How to Register a Business in Texas: A Step-by-Step Guide

Starting a business in Texas can be an exciting and rewarding experience. But before you can get started, you need to know the steps to take to register your business. This guide will walk you through the process of registering a business in Texas, from choosing the right legal structure to filing the necessary paperwork with the state. When it comes to choosing the right legal structure for your business, there are several options available.

The most common are corporations, limited liability companies (LLCs), and “S” corporations. Each of these structures has its own advantages and disadvantages, so it’s important to do your research and consult with a lawyer before making a decision. A corporation is a legal entity with the characteristics of limited liability, centralization of administration, perpetual duration, and ease of transfer of ownership interests. The owners of a corporation are called “shareholders” and the people who manage the business and affairs of a corporation are called “directors.” State corporate law does provide for shareholders to enter into shareholder agreements to eliminate directors and provide for shareholder management.

Choosing the best management structure for your corporation is a decision you make with the advice of a lawyer. An “S” corporation is not a matter of state corporate law, but rather a federal tax election. A for-profit corporation chooses to be taxed as an “S” corporation when filing an election with the Internal Revenue Service. Contact the IRS or a competent tax advisor regarding the decision to pay taxes as an “S” corporation and the requirements for filing the election. A limited liability company (LLC) is not a partnership or a corporation, but is a different type of entity that has the powers of both a corporation and a partnership. Depending on how the LLC is structured, it can be compared to a general partnership with limited liability, or to a limited partnership in which all owners are free to participate in management and all have limited liability, or to an “S” corporation without the tax and ownership restrictions imposed by the Internal Revenue Code.

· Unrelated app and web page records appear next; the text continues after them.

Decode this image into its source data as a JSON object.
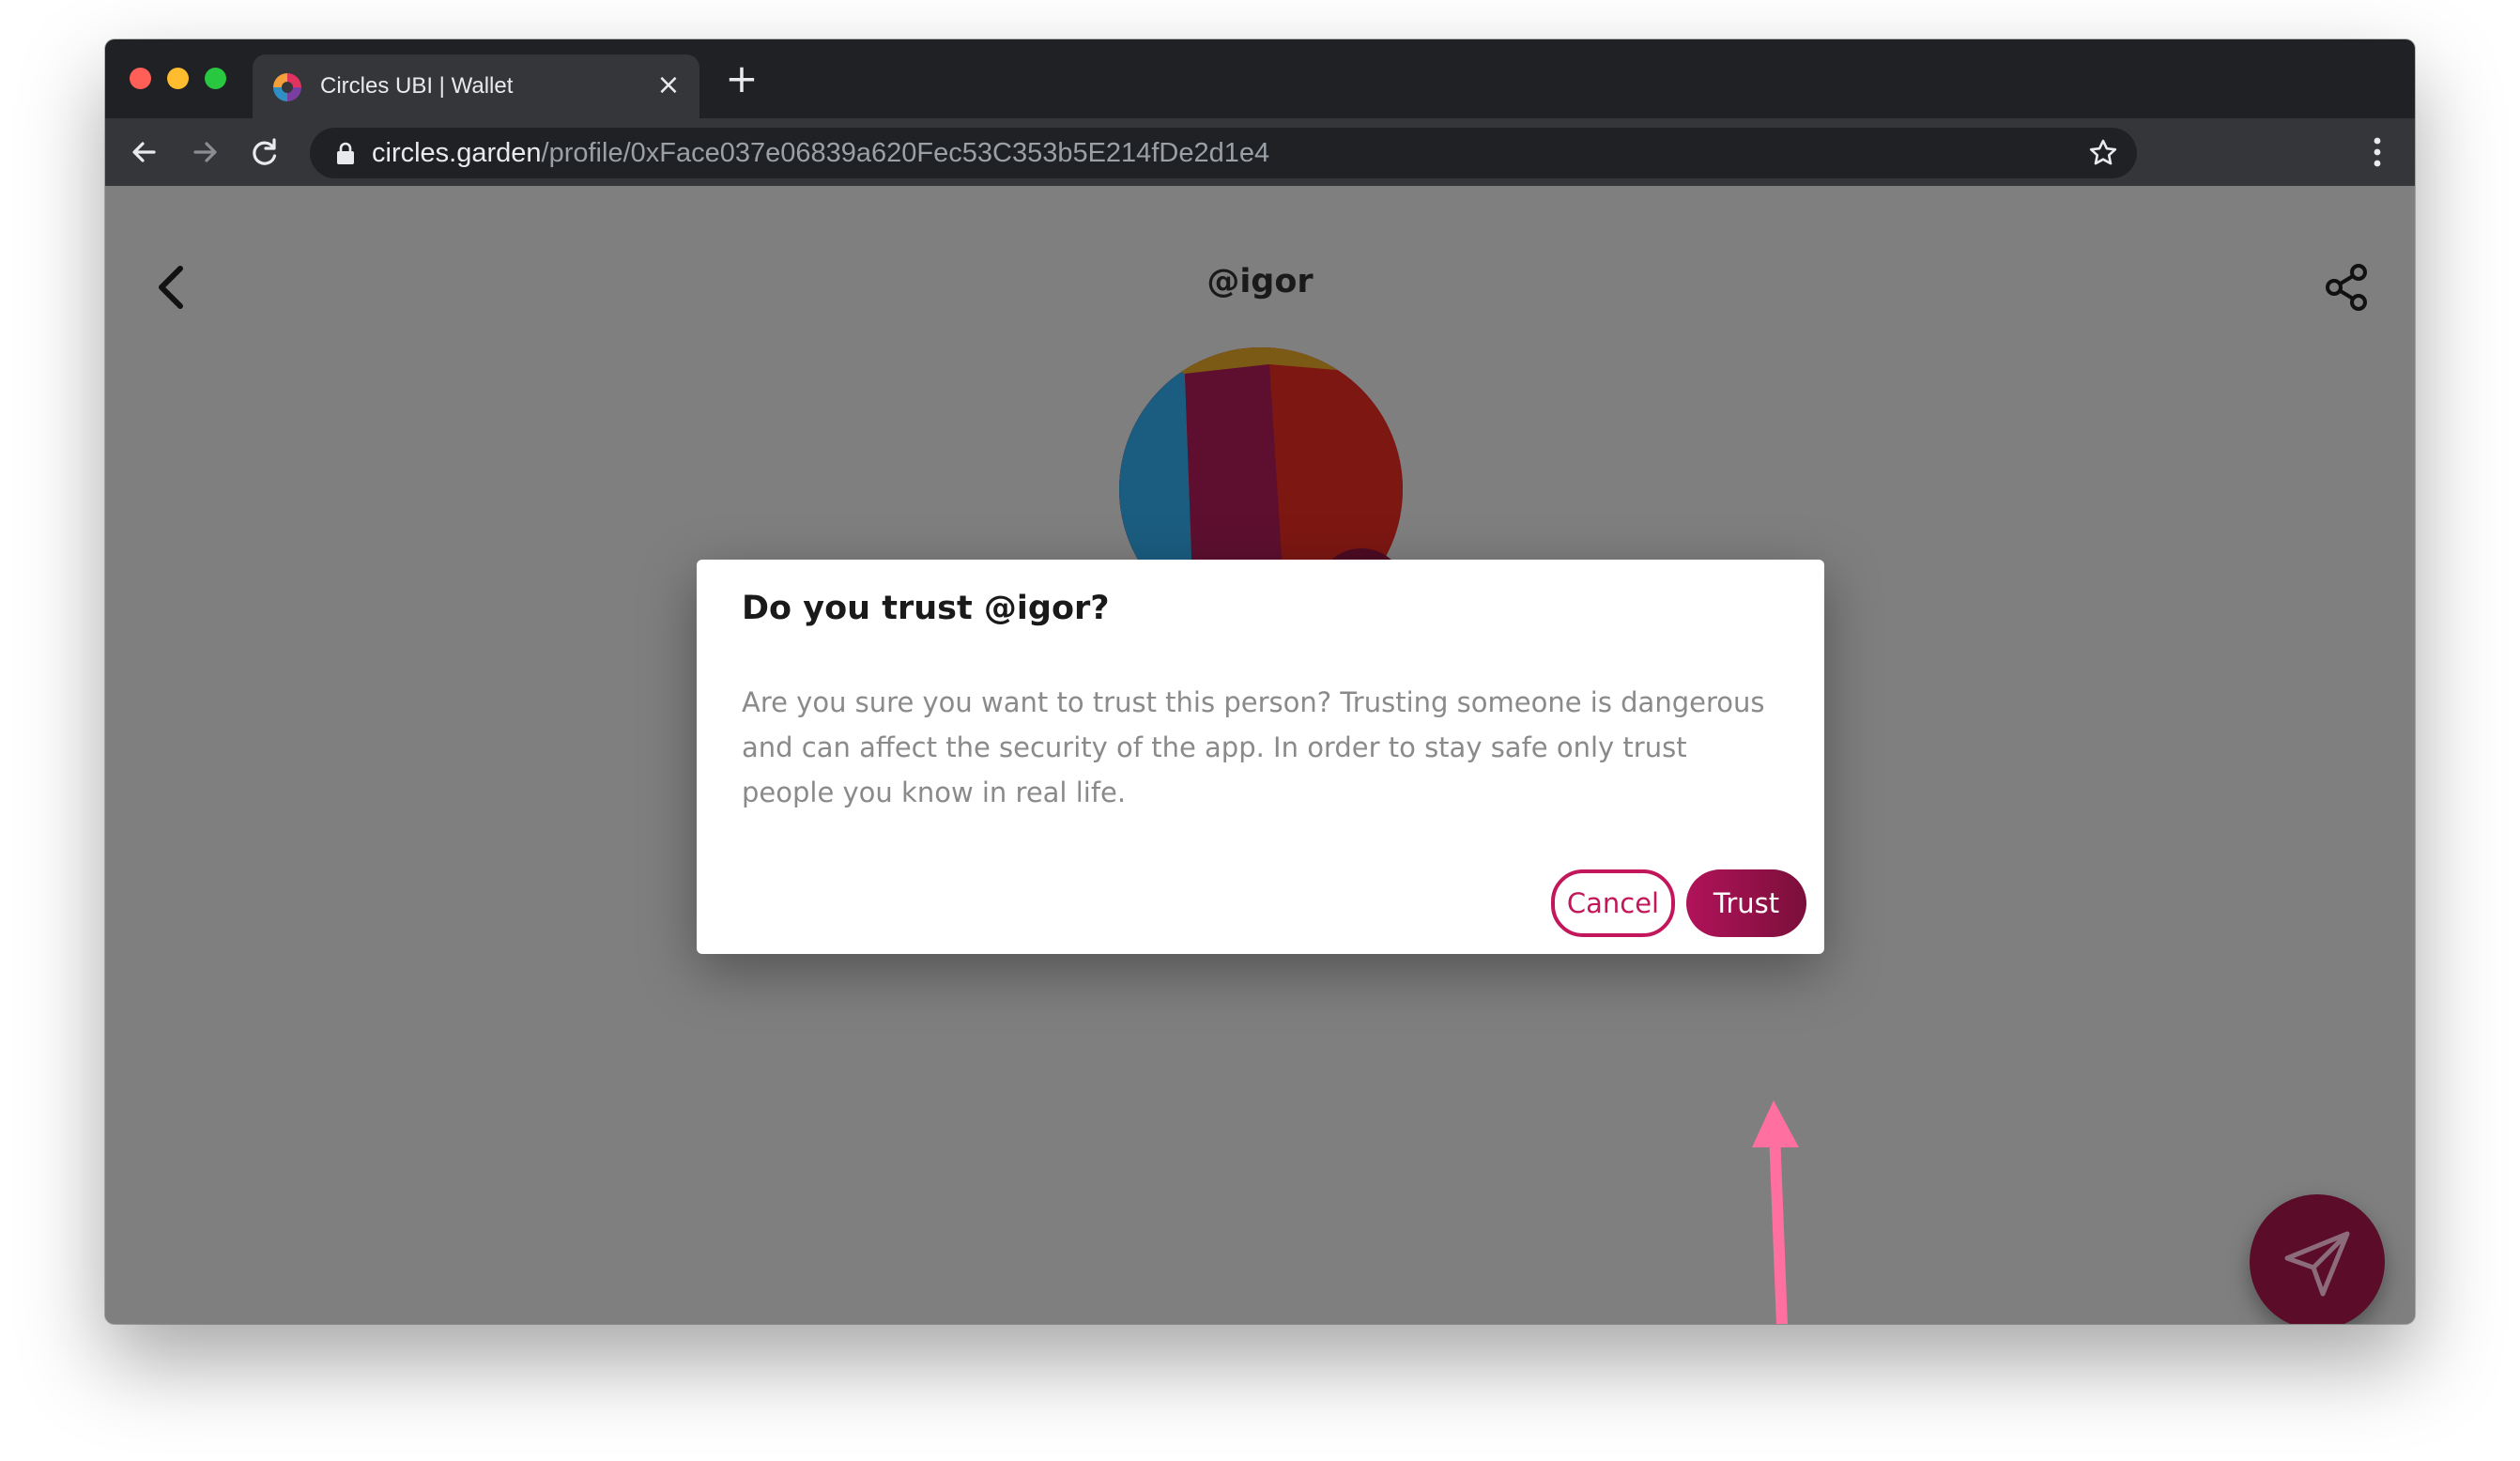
{
  "browser": {
    "tab": {
      "title": "Circles UBI | Wallet",
      "favicon": "circles-logo-icon"
    },
    "address": {
      "host": "circles.garden",
      "path": "/profile/0xFace037e06839a620Fec53C353b5E214fDe2d1e4"
    }
  },
  "page": {
    "title": "@igor",
    "avatar": {
      "colors": [
        "#1b5d80",
        "#5e0f30",
        "#7d1712",
        "#7a5a14"
      ]
    }
  },
  "dialog": {
    "title": "Do you trust @igor?",
    "body": "Are you sure you want to trust this person? Trusting someone is dangerous and can affect the security of the app. In order to stay safe only trust people you know in real life.",
    "cancel_label": "Cancel",
    "trust_label": "Trust"
  },
  "colors": {
    "accent": "#c2185b",
    "overlay": "#7f7f7f",
    "annotation_arrow": "#ff6fa0"
  }
}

Unlike corporations, where the key element is the individual, the essence of the limited liability company is the entity, which requires more formal requirements for its creation. LLC owners are referred to as “members” and can be an individual, a partnership, a corporation, a trust, or any other legal or business entity. In general, members' liability is limited to their investment and they can enjoy the transferred tax treatment provided to partners in a partnership. As a result of federal tax classification rules, an LLC can achieve structural flexibility and favorable tax treatment. Once you have done all your due diligence in forming your name and entity, you are ready to file your application with the state. Texas Secretary of State offers an online portal for 24-hour service through SOS Direct.

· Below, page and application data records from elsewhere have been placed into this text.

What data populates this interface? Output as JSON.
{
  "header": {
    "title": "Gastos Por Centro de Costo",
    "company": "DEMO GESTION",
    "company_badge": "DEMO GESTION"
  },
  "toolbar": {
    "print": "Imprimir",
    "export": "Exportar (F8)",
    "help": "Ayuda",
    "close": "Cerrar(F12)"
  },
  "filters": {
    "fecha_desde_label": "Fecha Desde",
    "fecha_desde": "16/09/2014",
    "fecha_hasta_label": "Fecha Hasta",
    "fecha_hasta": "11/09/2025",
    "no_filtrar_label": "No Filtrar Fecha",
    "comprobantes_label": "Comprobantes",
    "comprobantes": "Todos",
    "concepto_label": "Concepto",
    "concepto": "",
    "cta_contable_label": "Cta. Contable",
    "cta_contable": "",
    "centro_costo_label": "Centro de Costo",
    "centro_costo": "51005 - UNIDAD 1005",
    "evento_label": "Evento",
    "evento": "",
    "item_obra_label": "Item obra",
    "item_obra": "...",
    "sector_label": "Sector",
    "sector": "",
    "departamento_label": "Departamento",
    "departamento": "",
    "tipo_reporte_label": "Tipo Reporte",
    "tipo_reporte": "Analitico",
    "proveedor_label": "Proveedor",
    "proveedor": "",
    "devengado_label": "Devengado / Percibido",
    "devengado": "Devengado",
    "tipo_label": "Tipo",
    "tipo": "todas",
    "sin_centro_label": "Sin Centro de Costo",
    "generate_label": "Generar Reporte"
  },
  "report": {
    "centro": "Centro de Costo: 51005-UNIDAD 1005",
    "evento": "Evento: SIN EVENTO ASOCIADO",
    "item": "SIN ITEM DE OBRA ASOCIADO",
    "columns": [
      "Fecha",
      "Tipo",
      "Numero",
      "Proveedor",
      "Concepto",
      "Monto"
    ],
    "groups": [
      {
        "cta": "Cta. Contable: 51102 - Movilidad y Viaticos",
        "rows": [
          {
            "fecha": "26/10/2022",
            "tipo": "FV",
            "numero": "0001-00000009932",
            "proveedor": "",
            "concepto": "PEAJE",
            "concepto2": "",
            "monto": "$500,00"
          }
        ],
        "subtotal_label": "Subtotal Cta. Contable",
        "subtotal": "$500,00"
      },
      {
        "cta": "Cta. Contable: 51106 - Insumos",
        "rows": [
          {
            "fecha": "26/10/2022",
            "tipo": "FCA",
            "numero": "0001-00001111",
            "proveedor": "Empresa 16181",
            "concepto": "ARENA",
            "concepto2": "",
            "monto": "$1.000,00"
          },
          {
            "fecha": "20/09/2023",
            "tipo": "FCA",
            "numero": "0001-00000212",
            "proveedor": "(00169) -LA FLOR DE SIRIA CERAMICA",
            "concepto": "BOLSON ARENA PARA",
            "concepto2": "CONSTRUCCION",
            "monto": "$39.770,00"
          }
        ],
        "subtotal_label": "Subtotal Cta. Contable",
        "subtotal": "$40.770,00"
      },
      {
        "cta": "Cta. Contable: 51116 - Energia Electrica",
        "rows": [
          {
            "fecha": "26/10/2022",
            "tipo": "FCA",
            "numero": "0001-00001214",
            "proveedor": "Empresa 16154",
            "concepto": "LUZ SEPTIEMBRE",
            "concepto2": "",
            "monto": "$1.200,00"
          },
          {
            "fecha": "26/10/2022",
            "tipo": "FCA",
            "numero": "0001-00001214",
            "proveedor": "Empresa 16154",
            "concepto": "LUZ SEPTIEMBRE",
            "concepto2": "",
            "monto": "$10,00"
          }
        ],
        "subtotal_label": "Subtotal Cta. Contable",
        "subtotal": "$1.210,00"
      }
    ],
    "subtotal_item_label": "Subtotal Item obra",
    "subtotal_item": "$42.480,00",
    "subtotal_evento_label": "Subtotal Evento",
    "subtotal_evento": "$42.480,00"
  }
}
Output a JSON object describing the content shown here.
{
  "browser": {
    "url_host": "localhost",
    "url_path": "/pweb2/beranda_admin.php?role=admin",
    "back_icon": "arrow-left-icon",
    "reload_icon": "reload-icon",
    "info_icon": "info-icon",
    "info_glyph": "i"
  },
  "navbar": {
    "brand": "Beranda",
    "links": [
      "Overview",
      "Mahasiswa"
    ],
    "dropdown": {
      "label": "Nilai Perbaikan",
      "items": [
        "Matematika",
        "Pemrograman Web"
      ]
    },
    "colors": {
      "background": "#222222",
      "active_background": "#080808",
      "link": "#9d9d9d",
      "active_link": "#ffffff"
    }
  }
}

You can also go to their Austin office in person. Either way, you must complete all required information including entity type, full name of legal entity, relevant address and owner information. Creating a Texas LLC is by far the easiest way to start a business and you can do that quite quickly once you have your identification and documents together. Most of the business structures discussed above fall into this category; non-responsible employers include those who hire only independent contractors rather than full-time employees, and those whose employees receive payment through a professional organization of employers. Similarly, companies do not have the liability protection found with a formal business structure. If your company's business is conducted under a false name (a name other than your last name), then you must present a false name certificate (commonly referred to as DBA) to the clerk's office in the county where your business premises are maintained. It's important to keep your personal and business accounts separate so that your personal assets (your house, car, etc.) are not at risk if your company is sued.

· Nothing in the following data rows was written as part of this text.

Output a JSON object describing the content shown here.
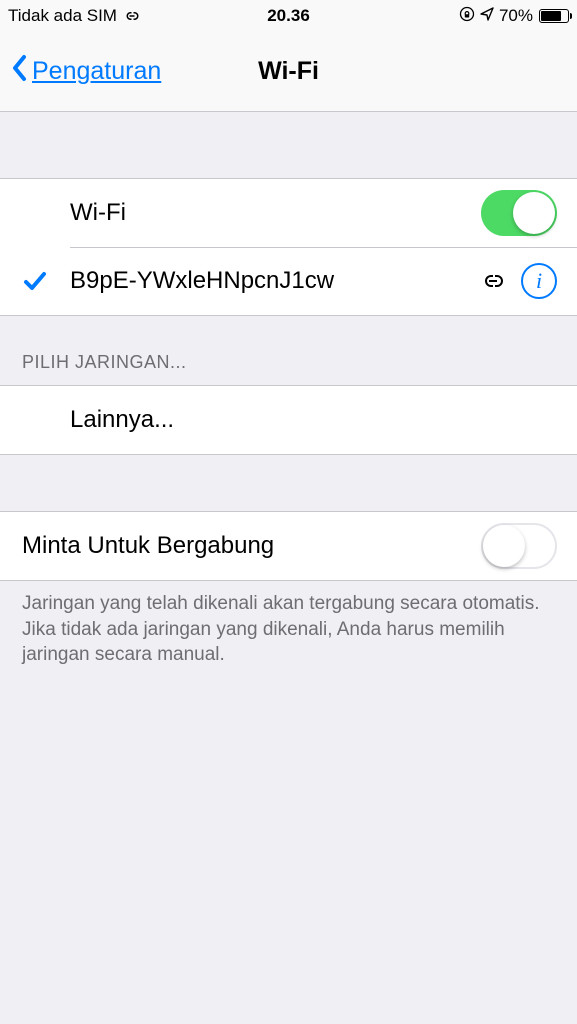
{
  "status_bar": {
    "carrier": "Tidak ada SIM",
    "time": "20.36",
    "battery_percent": "70%"
  },
  "nav": {
    "back_label": "Pengaturan",
    "title": "Wi-Fi"
  },
  "wifi": {
    "toggle_label": "Wi-Fi",
    "toggle_on": true,
    "connected_ssid": "B9pE-YWxleHNpcnJ1cw"
  },
  "networks": {
    "header": "PILIH JARINGAN...",
    "other_label": "Lainnya..."
  },
  "ask_join": {
    "label": "Minta Untuk Bergabung",
    "toggle_on": false,
    "footer": "Jaringan yang telah dikenali akan tergabung secara otomatis. Jika tidak ada jaringan yang dikenali, Anda harus memilih jaringan secara manual."
  }
}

There are plenty of free commercial banking accounts available if you don't want to be charged high fees. An accounting system helps you track your business performance and simplifies annual tax returns. A lack of working capital is often cited as one of the biggest problems small business owners face when starting out so it's important to organize and document business processes right from the start. At least you'll want to search Texas' business entity website to make sure no other businesses in your jurisdiction are operating under your proposed business name. You must also choose what type of legal for-profit business entity you want your company to be; this depends on several factors.